╔══

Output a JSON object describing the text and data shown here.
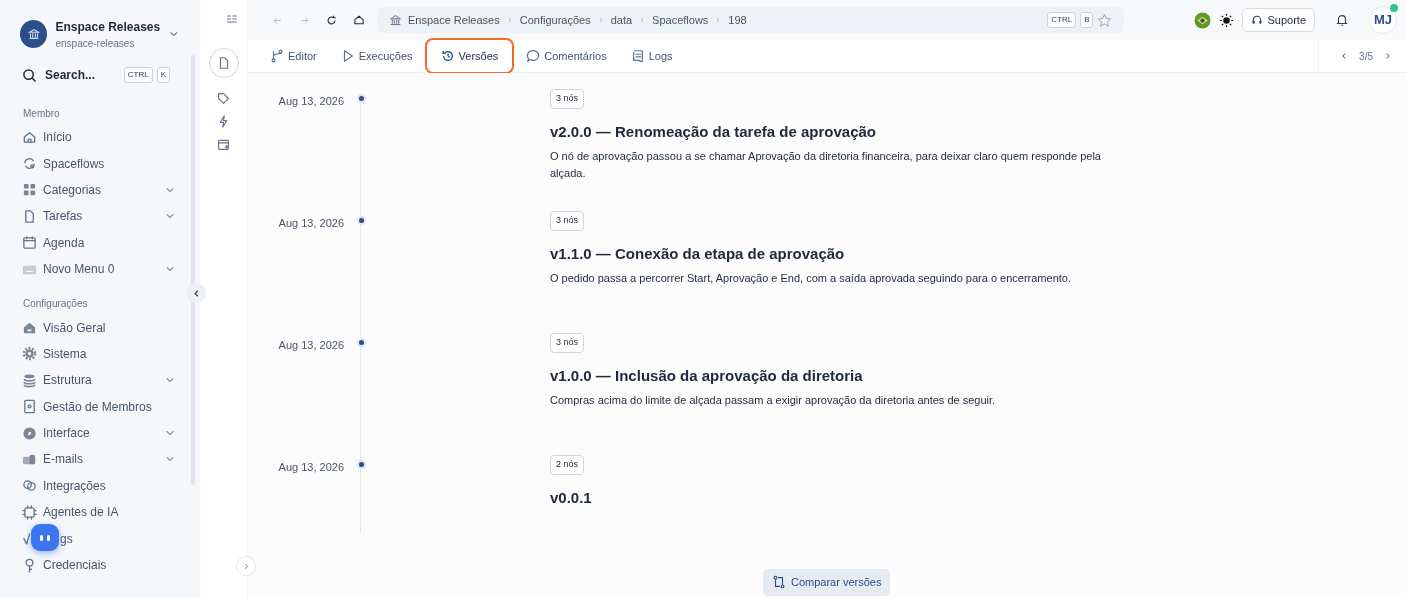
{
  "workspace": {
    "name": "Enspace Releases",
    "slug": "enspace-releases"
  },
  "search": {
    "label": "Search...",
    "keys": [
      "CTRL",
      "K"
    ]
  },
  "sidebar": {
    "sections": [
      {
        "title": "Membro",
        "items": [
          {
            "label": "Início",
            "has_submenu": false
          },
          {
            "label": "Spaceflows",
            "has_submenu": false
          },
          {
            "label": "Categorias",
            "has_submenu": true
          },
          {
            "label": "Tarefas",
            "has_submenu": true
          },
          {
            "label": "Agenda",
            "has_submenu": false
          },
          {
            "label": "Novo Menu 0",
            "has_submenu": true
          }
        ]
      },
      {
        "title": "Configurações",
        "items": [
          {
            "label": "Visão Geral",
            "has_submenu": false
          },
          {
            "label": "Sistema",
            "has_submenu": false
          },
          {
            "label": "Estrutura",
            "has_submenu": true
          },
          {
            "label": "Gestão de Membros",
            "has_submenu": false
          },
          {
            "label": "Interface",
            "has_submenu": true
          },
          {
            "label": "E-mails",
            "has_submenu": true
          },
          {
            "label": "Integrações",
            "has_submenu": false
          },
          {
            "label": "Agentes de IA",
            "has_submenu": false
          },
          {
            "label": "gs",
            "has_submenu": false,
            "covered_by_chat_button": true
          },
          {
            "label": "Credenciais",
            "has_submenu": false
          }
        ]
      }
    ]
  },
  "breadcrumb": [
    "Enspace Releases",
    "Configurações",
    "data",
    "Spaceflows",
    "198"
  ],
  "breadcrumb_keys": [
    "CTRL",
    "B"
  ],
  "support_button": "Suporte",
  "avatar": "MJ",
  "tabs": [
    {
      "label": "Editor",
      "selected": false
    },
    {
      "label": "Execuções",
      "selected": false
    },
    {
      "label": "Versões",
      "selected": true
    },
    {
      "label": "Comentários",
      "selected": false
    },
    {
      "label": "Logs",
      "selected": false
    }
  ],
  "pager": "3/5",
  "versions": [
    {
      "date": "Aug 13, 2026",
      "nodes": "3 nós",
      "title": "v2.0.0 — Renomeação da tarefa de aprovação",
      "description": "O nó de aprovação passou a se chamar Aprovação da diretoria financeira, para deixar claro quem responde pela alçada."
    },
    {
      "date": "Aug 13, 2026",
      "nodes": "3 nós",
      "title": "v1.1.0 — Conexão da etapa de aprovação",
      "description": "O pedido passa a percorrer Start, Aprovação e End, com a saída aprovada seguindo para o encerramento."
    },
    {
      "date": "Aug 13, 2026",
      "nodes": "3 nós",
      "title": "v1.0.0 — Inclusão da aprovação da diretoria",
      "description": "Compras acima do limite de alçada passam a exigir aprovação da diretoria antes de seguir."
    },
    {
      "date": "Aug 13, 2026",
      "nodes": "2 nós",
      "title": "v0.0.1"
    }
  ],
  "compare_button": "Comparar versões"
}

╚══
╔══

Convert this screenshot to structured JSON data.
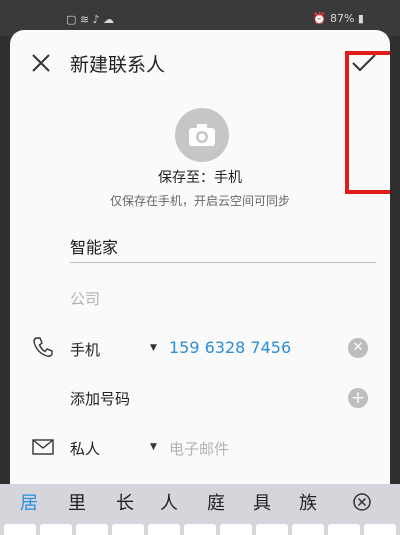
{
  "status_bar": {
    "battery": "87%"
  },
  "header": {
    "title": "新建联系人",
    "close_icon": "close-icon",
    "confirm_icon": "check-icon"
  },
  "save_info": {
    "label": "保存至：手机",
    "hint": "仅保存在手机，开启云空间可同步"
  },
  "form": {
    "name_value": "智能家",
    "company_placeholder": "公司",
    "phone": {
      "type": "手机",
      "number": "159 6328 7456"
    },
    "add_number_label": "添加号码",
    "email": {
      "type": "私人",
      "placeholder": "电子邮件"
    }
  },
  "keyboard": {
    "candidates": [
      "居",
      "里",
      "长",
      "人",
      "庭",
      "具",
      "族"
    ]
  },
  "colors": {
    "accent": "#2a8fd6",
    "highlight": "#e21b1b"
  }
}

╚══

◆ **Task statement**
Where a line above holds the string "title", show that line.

◆ **Written answer**
        "title": "Membro",
        "title": "Configurações",
      "title": "v2.0.0 — Renomeação da tarefa de aprovação",
      "title": "v1.1.0 — Conexão da etapa de aprovação",
      "title": "v1.0.0 — Inclusão da aprovação da diretoria",
      "title": "v0.0.1"
    "title": "新建联系人",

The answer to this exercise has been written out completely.